The answer should contain all of the records below, each one copied word for word.

━━━━━ Listed entries

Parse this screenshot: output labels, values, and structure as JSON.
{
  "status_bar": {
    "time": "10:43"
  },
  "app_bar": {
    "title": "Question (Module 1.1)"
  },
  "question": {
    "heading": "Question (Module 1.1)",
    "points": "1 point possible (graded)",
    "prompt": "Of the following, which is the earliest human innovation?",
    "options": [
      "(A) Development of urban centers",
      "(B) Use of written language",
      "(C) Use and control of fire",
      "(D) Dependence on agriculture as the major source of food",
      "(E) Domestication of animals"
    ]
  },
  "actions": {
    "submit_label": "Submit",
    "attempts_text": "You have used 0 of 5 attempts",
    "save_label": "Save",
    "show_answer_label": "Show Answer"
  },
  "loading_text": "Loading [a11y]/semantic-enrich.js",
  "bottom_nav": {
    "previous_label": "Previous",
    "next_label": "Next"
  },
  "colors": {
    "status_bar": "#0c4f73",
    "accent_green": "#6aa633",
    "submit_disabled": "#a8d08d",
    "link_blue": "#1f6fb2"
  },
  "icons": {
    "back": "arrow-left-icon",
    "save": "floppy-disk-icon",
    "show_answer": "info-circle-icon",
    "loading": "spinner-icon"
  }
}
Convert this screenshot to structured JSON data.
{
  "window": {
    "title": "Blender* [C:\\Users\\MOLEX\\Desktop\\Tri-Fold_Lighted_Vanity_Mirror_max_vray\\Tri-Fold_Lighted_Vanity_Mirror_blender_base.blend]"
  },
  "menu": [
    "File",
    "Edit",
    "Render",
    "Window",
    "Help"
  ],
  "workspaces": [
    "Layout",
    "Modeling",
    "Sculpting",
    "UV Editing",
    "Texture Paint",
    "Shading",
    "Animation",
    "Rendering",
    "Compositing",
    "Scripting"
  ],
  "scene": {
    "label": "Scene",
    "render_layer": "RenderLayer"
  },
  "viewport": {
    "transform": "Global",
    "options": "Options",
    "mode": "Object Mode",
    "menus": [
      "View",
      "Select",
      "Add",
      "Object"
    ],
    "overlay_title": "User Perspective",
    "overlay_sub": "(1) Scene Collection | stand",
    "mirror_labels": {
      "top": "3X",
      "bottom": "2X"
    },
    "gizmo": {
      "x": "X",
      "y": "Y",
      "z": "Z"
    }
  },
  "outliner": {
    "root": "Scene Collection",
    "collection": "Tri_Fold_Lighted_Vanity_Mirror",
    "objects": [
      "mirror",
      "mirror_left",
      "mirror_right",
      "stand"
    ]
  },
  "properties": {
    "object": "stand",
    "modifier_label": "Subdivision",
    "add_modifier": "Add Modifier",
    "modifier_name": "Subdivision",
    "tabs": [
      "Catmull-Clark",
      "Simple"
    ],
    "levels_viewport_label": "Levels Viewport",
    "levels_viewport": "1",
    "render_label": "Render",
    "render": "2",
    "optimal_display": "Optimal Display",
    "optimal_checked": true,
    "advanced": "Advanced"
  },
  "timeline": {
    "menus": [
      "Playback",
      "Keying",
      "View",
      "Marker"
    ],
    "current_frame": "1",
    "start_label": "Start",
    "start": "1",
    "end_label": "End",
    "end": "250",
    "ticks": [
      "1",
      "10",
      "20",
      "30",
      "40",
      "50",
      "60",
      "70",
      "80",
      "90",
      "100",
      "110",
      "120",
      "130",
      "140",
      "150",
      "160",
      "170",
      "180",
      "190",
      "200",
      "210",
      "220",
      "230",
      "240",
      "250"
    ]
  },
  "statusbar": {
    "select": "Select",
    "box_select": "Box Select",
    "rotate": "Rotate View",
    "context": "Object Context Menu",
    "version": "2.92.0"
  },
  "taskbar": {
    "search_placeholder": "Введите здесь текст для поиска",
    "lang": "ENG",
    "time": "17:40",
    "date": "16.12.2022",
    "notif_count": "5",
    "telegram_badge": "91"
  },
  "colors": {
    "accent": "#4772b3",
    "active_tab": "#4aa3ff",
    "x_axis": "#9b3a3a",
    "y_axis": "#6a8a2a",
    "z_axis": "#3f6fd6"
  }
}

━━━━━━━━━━

§ **Response**:
Parse this screenshot: output labels, values, and structure as JSON.
{
  "status_bar": {
    "time": "10:43"
  },
  "app_bar": {
    "title": "Question (Module 1.1)"
  },
  "question": {
    "heading": "Question (Module 1.1)",
    "points": "1 point possible (graded)",
    "prompt": "Of the following, which is the earliest human innovation?",
    "options": [
      "(A) Development of urban centers",
      "(B) Use of written language",
      "(C) Use and control of fire",
      "(D) Dependence on agriculture as the major source of food",
      "(E) Domestication of animals"
    ]
  },
  "actions": {
    "submit_label": "Submit",
    "attempts_text": "You have used 0 of 5 attempts",
    "save_label": "Save",
    "show_answer_label": "Show Answer"
  },
  "loading_text": "Loading [a11y]/semantic-enrich.js",
  "bottom_nav": {
    "previous_label": "Previous",
    "next_label": "Next"
  },
  "colors": {
    "status_bar": "#0c4f73",
    "accent_green": "#6aa633",
    "submit_disabled": "#a8d08d",
    "link_blue": "#1f6fb2"
  },
  "icons": {
    "back": "arrow-left-icon",
    "save": "floppy-disk-icon",
    "show_answer": "info-circle-icon",
    "loading": "spinner-icon"
  }
}
Convert this screenshot to structured JSON data.
{
  "window": {
    "title": "Blender* [C:\\Users\\MOLEX\\Desktop\\Tri-Fold_Lighted_Vanity_Mirror_max_vray\\Tri-Fold_Lighted_Vanity_Mirror_blender_base.blend]"
  },
  "menu": [
    "File",
    "Edit",
    "Render",
    "Window",
    "Help"
  ],
  "workspaces": [
    "Layout",
    "Modeling",
    "Sculpting",
    "UV Editing",
    "Texture Paint",
    "Shading",
    "Animation",
    "Rendering",
    "Compositing",
    "Scripting"
  ],
  "scene": {
    "label": "Scene",
    "render_layer": "RenderLayer"
  },
  "viewport": {
    "transform": "Global",
    "options": "Options",
    "mode": "Object Mode",
    "menus": [
      "View",
      "Select",
      "Add",
      "Object"
    ],
    "overlay_title": "User Perspective",
    "overlay_sub": "(1) Scene Collection | stand",
    "mirror_labels": {
      "top": "3X",
      "bottom": "2X"
    },
    "gizmo": {
      "x": "X",
      "y": "Y",
      "z": "Z"
    }
  },
  "outliner": {
    "root": "Scene Collection",
    "collection": "Tri_Fold_Lighted_Vanity_Mirror",
    "objects": [
      "mirror",
      "mirror_left",
      "mirror_right",
      "stand"
    ]
  },
  "properties": {
    "object": "stand",
    "modifier_label": "Subdivision",
    "add_modifier": "Add Modifier",
    "modifier_name": "Subdivision",
    "tabs": [
      "Catmull-Clark",
      "Simple"
    ],
    "levels_viewport_label": "Levels Viewport",
    "levels_viewport": "1",
    "render_label": "Render",
    "render": "2",
    "optimal_display": "Optimal Display",
    "optimal_checked": true,
    "advanced": "Advanced"
  },
  "timeline": {
    "menus": [
      "Playback",
      "Keying",
      "View",
      "Marker"
    ],
    "current_frame": "1",
    "start_label": "Start",
    "start": "1",
    "end_label": "End",
    "end": "250",
    "ticks": [
      "1",
      "10",
      "20",
      "30",
      "40",
      "50",
      "60",
      "70",
      "80",
      "90",
      "100",
      "110",
      "120",
      "130",
      "140",
      "150",
      "160",
      "170",
      "180",
      "190",
      "200",
      "210",
      "220",
      "230",
      "240",
      "250"
    ]
  },
  "statusbar": {
    "select": "Select",
    "box_select": "Box Select",
    "rotate": "Rotate View",
    "context": "Object Context Menu",
    "version": "2.92.0"
  },
  "taskbar": {
    "search_placeholder": "Введите здесь текст для поиска",
    "lang": "ENG",
    "time": "17:40",
    "date": "16.12.2022",
    "notif_count": "5",
    "telegram_badge": "91"
  },
  "colors": {
    "accent": "#4772b3",
    "active_tab": "#4aa3ff",
    "x_axis": "#9b3a3a",
    "y_axis": "#6a8a2a",
    "z_axis": "#3f6fd6"
  }
}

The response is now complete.